Exercise: Copy every record below exactly as it appears.

Dataset rows describing interfaces:
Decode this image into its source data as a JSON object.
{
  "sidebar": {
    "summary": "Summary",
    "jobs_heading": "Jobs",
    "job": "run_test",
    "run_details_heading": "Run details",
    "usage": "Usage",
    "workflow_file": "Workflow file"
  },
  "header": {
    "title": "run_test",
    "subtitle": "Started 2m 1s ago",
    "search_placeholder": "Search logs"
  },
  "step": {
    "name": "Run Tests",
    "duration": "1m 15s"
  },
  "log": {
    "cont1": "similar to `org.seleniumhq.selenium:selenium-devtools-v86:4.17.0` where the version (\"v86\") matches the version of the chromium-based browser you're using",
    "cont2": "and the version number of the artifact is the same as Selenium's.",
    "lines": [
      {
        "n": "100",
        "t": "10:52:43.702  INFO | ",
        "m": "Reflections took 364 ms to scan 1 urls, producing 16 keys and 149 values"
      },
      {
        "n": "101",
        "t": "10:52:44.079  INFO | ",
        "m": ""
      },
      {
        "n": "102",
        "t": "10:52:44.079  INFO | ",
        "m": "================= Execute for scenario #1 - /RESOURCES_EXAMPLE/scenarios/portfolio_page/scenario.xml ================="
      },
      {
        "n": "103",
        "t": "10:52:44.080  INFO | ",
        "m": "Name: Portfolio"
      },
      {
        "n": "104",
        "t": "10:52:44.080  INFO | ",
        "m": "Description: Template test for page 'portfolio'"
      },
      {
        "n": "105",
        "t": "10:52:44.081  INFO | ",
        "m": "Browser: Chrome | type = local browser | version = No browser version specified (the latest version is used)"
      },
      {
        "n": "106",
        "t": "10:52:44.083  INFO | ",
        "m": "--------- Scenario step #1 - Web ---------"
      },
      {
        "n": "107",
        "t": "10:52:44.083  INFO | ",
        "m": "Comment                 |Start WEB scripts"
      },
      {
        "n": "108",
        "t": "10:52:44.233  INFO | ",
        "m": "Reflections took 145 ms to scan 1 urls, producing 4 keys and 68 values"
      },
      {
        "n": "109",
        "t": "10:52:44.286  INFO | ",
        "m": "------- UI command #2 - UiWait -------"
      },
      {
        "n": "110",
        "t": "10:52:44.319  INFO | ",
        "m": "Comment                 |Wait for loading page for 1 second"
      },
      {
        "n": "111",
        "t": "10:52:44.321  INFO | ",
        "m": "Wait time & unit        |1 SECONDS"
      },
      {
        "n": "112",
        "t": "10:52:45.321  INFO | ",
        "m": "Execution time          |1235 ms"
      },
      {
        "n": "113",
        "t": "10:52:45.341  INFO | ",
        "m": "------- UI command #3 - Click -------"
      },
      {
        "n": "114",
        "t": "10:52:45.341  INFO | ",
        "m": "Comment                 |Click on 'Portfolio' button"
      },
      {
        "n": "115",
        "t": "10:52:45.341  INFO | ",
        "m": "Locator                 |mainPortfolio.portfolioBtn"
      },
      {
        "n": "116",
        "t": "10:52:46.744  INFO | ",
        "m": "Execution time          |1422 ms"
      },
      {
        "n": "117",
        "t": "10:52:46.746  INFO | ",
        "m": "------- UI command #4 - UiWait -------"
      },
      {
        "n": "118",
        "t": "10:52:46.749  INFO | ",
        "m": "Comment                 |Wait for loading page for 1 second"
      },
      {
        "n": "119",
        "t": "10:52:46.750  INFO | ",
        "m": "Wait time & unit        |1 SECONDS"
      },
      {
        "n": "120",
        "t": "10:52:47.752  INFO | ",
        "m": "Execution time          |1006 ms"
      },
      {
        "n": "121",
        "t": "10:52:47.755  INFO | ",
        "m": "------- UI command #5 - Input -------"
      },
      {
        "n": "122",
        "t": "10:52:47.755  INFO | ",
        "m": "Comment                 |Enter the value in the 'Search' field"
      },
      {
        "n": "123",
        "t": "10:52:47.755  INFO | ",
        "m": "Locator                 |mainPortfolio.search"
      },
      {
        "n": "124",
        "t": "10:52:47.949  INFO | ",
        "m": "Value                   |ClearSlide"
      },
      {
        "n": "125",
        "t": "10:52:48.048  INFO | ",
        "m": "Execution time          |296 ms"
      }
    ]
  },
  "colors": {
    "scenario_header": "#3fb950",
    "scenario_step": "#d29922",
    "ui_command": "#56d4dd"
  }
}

Result:
Decode this image into its source data as a JSON object.
{
  "sidebar": {
    "summary": "Summary",
    "jobs_heading": "Jobs",
    "job": "run_test",
    "run_details_heading": "Run details",
    "usage": "Usage",
    "workflow_file": "Workflow file"
  },
  "header": {
    "title": "run_test",
    "subtitle": "Started 2m 1s ago",
    "search_placeholder": "Search logs"
  },
  "step": {
    "name": "Run Tests",
    "duration": "1m 15s"
  },
  "log": {
    "cont1": "similar to `org.seleniumhq.selenium:selenium-devtools-v86:4.17.0` where the version (\"v86\") matches the version of the chromium-based browser you're using",
    "cont2": "and the version number of the artifact is the same as Selenium's.",
    "lines": [
      {
        "n": "100",
        "t": "10:52:43.702  INFO | ",
        "m": "Reflections took 364 ms to scan 1 urls, producing 16 keys and 149 values"
      },
      {
        "n": "101",
        "t": "10:52:44.079  INFO | ",
        "m": ""
      },
      {
        "n": "102",
        "t": "10:52:44.079  INFO | ",
        "m": "================= Execute for scenario #1 - /RESOURCES_EXAMPLE/scenarios/portfolio_page/scenario.xml ================="
      },
      {
        "n": "103",
        "t": "10:52:44.080  INFO | ",
        "m": "Name: Portfolio"
      },
      {
        "n": "104",
        "t": "10:52:44.080  INFO | ",
        "m": "Description: Template test for page 'portfolio'"
      },
      {
        "n": "105",
        "t": "10:52:44.081  INFO | ",
        "m": "Browser: Chrome | type = local browser | version = No browser version specified (the latest version is used)"
      },
      {
        "n": "106",
        "t": "10:52:44.083  INFO | ",
        "m": "--------- Scenario step #1 - Web ---------"
      },
      {
        "n": "107",
        "t": "10:52:44.083  INFO | ",
        "m": "Comment                 |Start WEB scripts"
      },
      {
        "n": "108",
        "t": "10:52:44.233  INFO | ",
        "m": "Reflections took 145 ms to scan 1 urls, producing 4 keys and 68 values"
      },
      {
        "n": "109",
        "t": "10:52:44.286  INFO | ",
        "m": "------- UI command #2 - UiWait -------"
      },
      {
        "n": "110",
        "t": "10:52:44.319  INFO | ",
        "m": "Comment                 |Wait for loading page for 1 second"
      },
      {
        "n": "111",
        "t": "10:52:44.321  INFO | ",
        "m": "Wait time & unit        |1 SECONDS"
      },
      {
        "n": "112",
        "t": "10:52:45.321  INFO | ",
        "m": "Execution time          |1235 ms"
      },
      {
        "n": "113",
        "t": "10:52:45.341  INFO | ",
        "m": "------- UI command #3 - Click -------"
      },
      {
        "n": "114",
        "t": "10:52:45.341  INFO | ",
        "m": "Comment                 |Click on 'Portfolio' button"
      },
      {
        "n": "115",
        "t": "10:52:45.341  INFO | ",
        "m": "Locator                 |mainPortfolio.portfolioBtn"
      },
      {
        "n": "116",
        "t": "10:52:46.744  INFO | ",
        "m": "Execution time          |1422 ms"
      },
      {
        "n": "117",
        "t": "10:52:46.746  INFO | ",
        "m": "------- UI command #4 - UiWait -------"
      },
      {
        "n": "118",
        "t": "10:52:46.749  INFO | ",
        "m": "Comment                 |Wait for loading page for 1 second"
      },
      {
        "n": "119",
        "t": "10:52:46.750  INFO | ",
        "m": "Wait time & unit        |1 SECONDS"
      },
      {
        "n": "120",
        "t": "10:52:47.752  INFO | ",
        "m": "Execution time          |1006 ms"
      },
      {
        "n": "121",
        "t": "10:52:47.755  INFO | ",
        "m": "------- UI command #5 - Input -------"
      },
      {
        "n": "122",
        "t": "10:52:47.755  INFO | ",
        "m": "Comment                 |Enter the value in the 'Search' field"
      },
      {
        "n": "123",
        "t": "10:52:47.755  INFO | ",
        "m": "Locator                 |mainPortfolio.search"
      },
      {
        "n": "124",
        "t": "10:52:47.949  INFO | ",
        "m": "Value                   |ClearSlide"
      },
      {
        "n": "125",
        "t": "10:52:48.048  INFO | ",
        "m": "Execution time          |296 ms"
      }
    ]
  },
  "colors": {
    "scenario_header": "#3fb950",
    "scenario_step": "#d29922",
    "ui_command": "#56d4dd"
  }
}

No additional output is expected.